The Indian Air Force commenced Chinook pilot training in 2018, with 15 aircraft due to be delivered between 2019 and 2023. The Indian procurement has also been marked by increased industrial cooperation, with Boeing participating in the certification of products from Indian industry. Boeing also signed an agreement, earlier in 2018, with Saudi Arabia Military Industries to establish a maintenance, repair and overhaul capability that would be able to support the Kingdom’s Chinooks and other aircraft.

Indonesia announced, in September 2018, that it was interested in an initial Chinook procurement, believed to be for three to five aircraft. Boeing has been working to expand industrial cooperation with Indonesia on a range of programmes.

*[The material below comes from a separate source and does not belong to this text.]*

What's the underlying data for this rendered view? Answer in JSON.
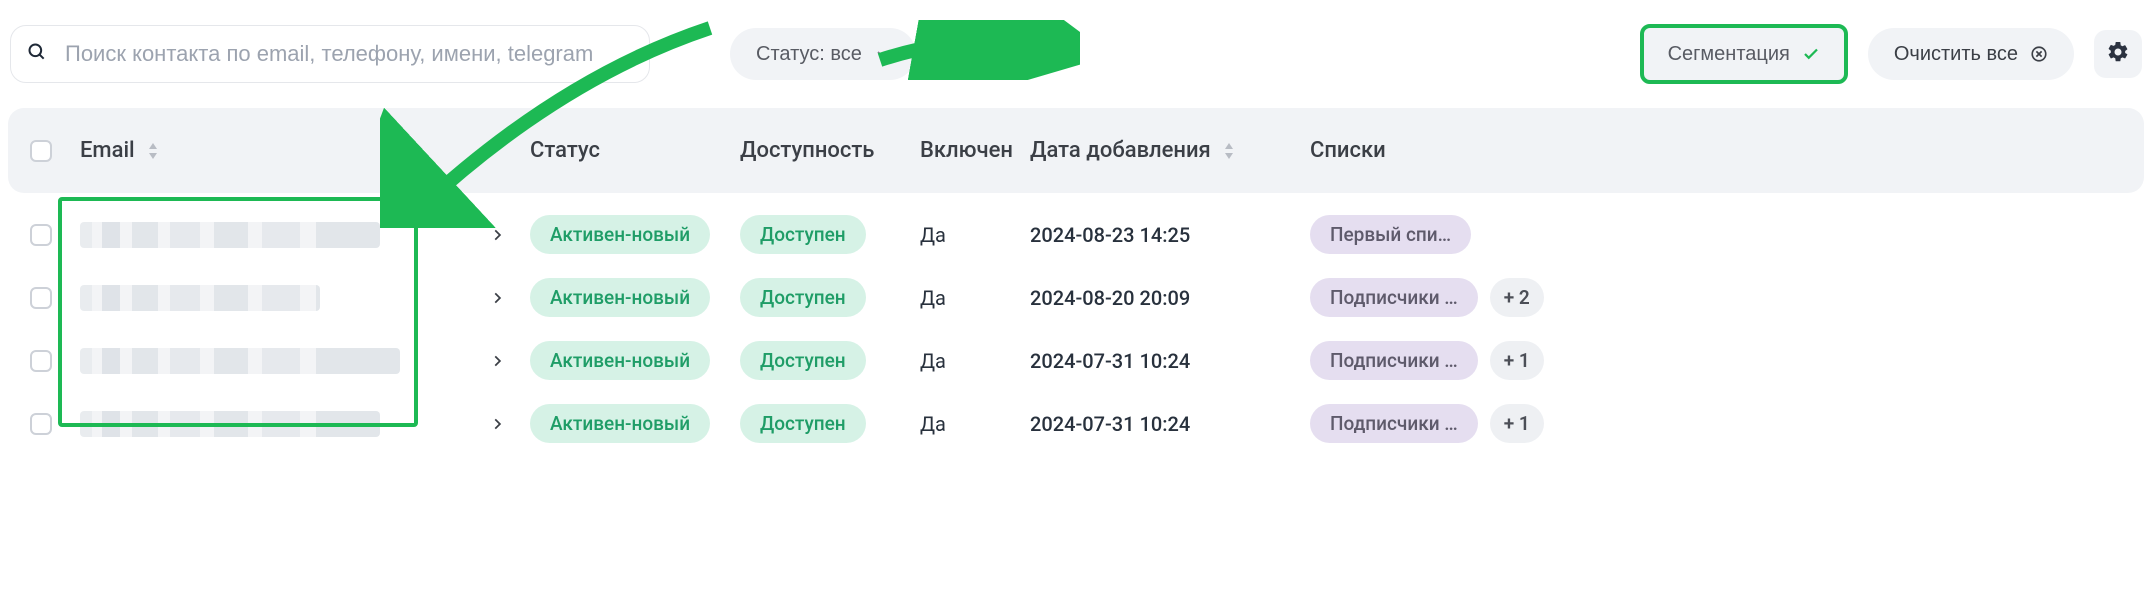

Earlier in 2018, the US government approved the sale of 17 CH-47Fs to Spain, allowing the replacement of current CH-47Ds on a one-for-one basis.

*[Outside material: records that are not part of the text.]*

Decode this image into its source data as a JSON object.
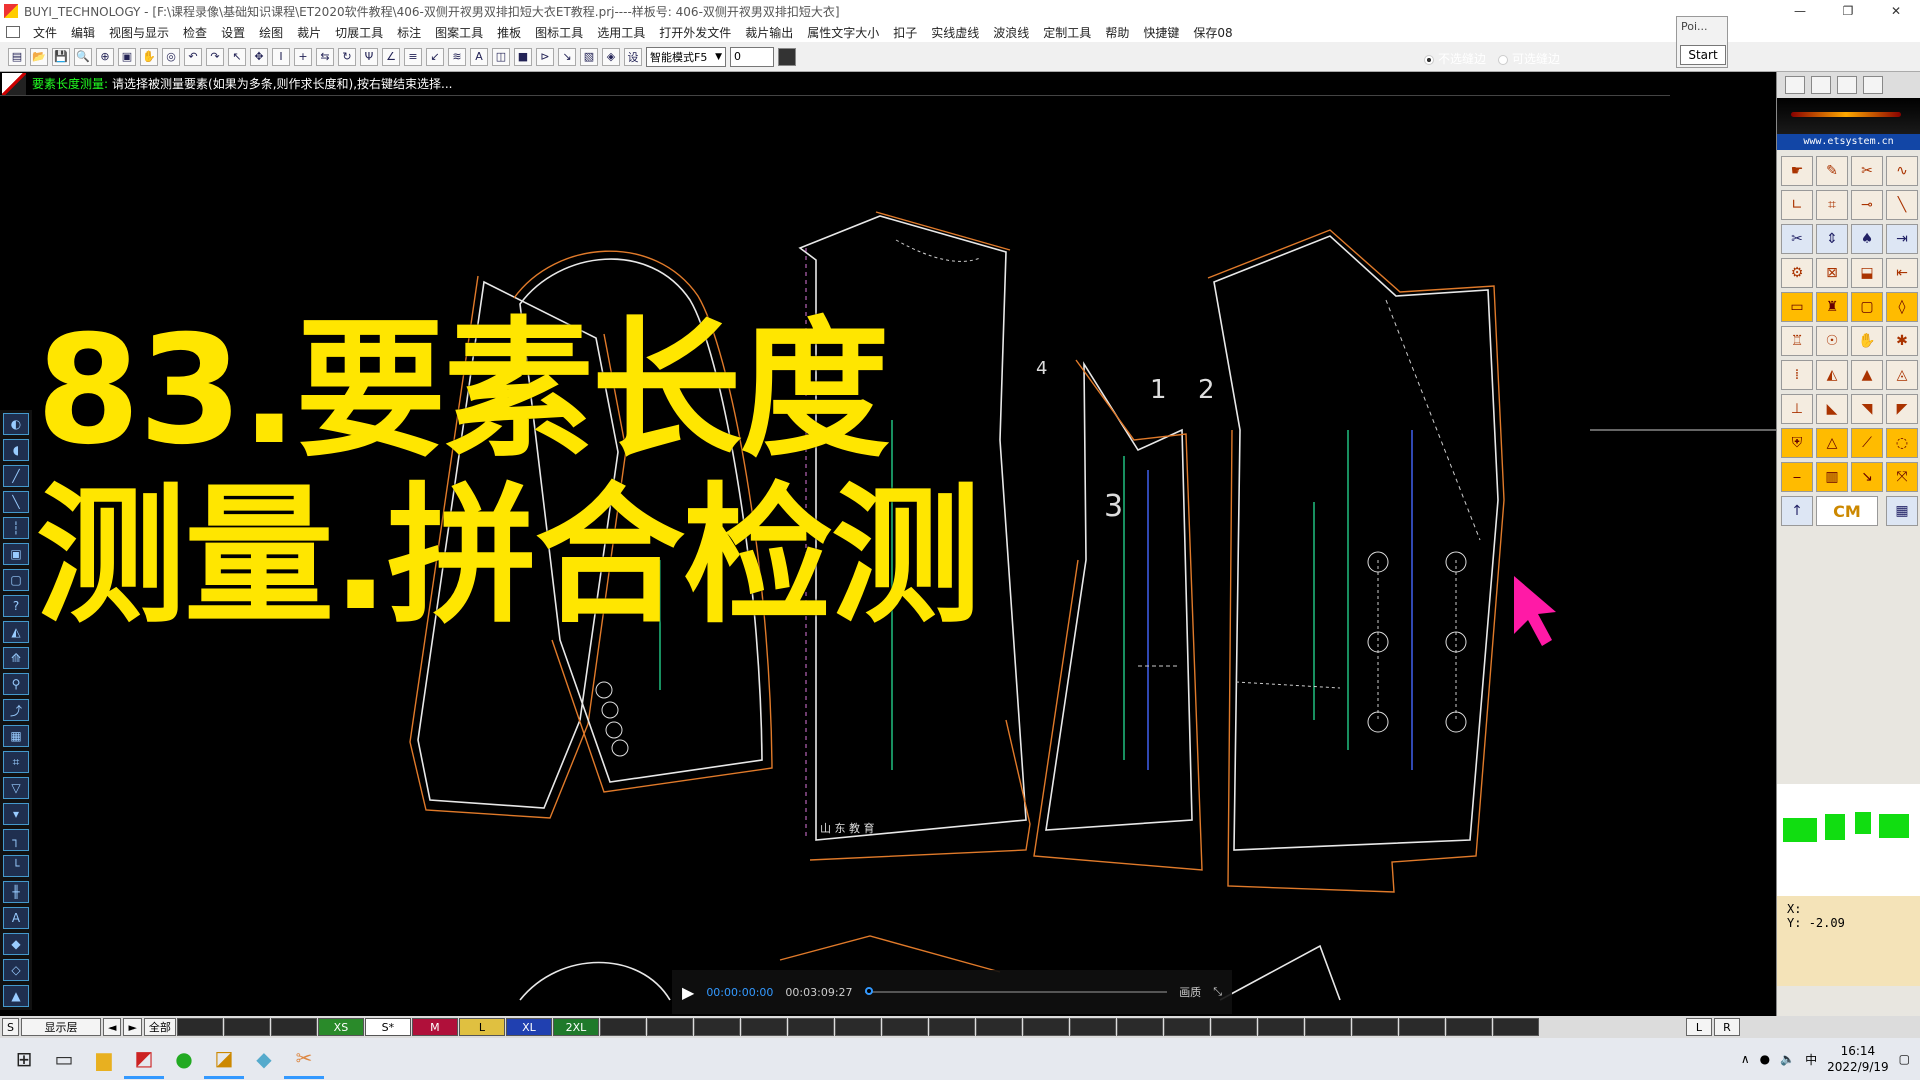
{
  "window": {
    "title": "BUYI_TECHNOLOGY - [F:\\课程录像\\基础知识课程\\ET2020软件教程\\406-双侧开衩男双排扣短大衣ET教程.prj----样板号: 406-双侧开衩男双排扣短大衣]",
    "minimize": "—",
    "restore": "❐",
    "close": "✕"
  },
  "menubar": {
    "items": [
      "文件",
      "编辑",
      "视图与显示",
      "检查",
      "设置",
      "绘图",
      "裁片",
      "切展工具",
      "标注",
      "图案工具",
      "推板",
      "图标工具",
      "选用工具",
      "打开外发文件",
      "裁片输出",
      "属性文字大小",
      "扣子",
      "实线虚线",
      "波浪线",
      "定制工具",
      "帮助",
      "快捷键",
      "保存08"
    ]
  },
  "toolbar": {
    "mode_select": "智能模式F5",
    "value_input": "0"
  },
  "seam_options": {
    "no_seam": "不选缝边",
    "with_seam": "可选缝边"
  },
  "poi_popup": {
    "title": "Poi...",
    "start_label": "Start"
  },
  "status": {
    "label": "要素长度测量:",
    "text": "请选择被测量要素(如果为多条,则作求长度和),按右键结束选择..."
  },
  "overlay": {
    "line1": "83.要素长度",
    "line2": "测量.拼合检测"
  },
  "canvas_labels": {
    "n1": "1",
    "n2": "2",
    "n3": "3",
    "n4": "4"
  },
  "right_panel": {
    "url": "www.etsystem.cn",
    "cm_label": "CM",
    "x_label": "X:",
    "x_value": "",
    "y_label": "Y:",
    "y_value": "-2.09"
  },
  "video": {
    "current_time": "00:00:00:00",
    "total_time": "00:03:09:27",
    "quality": "画质"
  },
  "sizebar": {
    "s": "S",
    "layer": "显示层",
    "prev": "◄",
    "next": "►",
    "all": "全部",
    "sizes": [
      {
        "label": "XS",
        "color": "#2a8a2a"
      },
      {
        "label": "S*",
        "color": "#ffffff"
      },
      {
        "label": "M",
        "color": "#b0103a"
      },
      {
        "label": "L",
        "color": "#e0c040"
      },
      {
        "label": "XL",
        "color": "#2040b0"
      },
      {
        "label": "2XL",
        "color": "#1f7a2a"
      }
    ],
    "l": "L",
    "r": "R"
  },
  "tray": {
    "time": "16:14",
    "date": "2022/9/19"
  }
}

Chinook future

While the US Army may be interested in delaying Block II production, it may also look at buying more Chinooks because an increase in its force structure is being considered. In 2018, the US Army wanted to have Chinooks permanently based as part of its Europe-based 12th Combat Aviation Brigade, which has not had its own Chinooks assigned since the end of the Cold War. The 101st Air Assault Division also requires another company of Chinooks. In fact, no operator has yet replaced its Chinooks, and only one country stopped flying them – Argentina – because it could no longer afford them.

Under current planning, the US Army’s eventual Chinook replacement is defined in FVL Capability Set 4, which sets out what would be required for a new helicopter type that would enter service in the 2040s-2050s timeline, and eventually replace the Chinook in the 2060s. This puts the Chinook replacement behind the attack reconnaissance helicopter (FVL Capability Set 1) and the Sikorsky UH-60 Black Hawk replacement (FVL Capability Set 3). Chinook replacement is currently a longterm objective, although Sikorsky believes that its CH-53K would make a fine Chinook replacement.

Despite the uncertainty over the Block II upgrade, with both the US Army and international users, the Chinook will continue operate at the sharp end of the world’s conflicts for decades to come. AI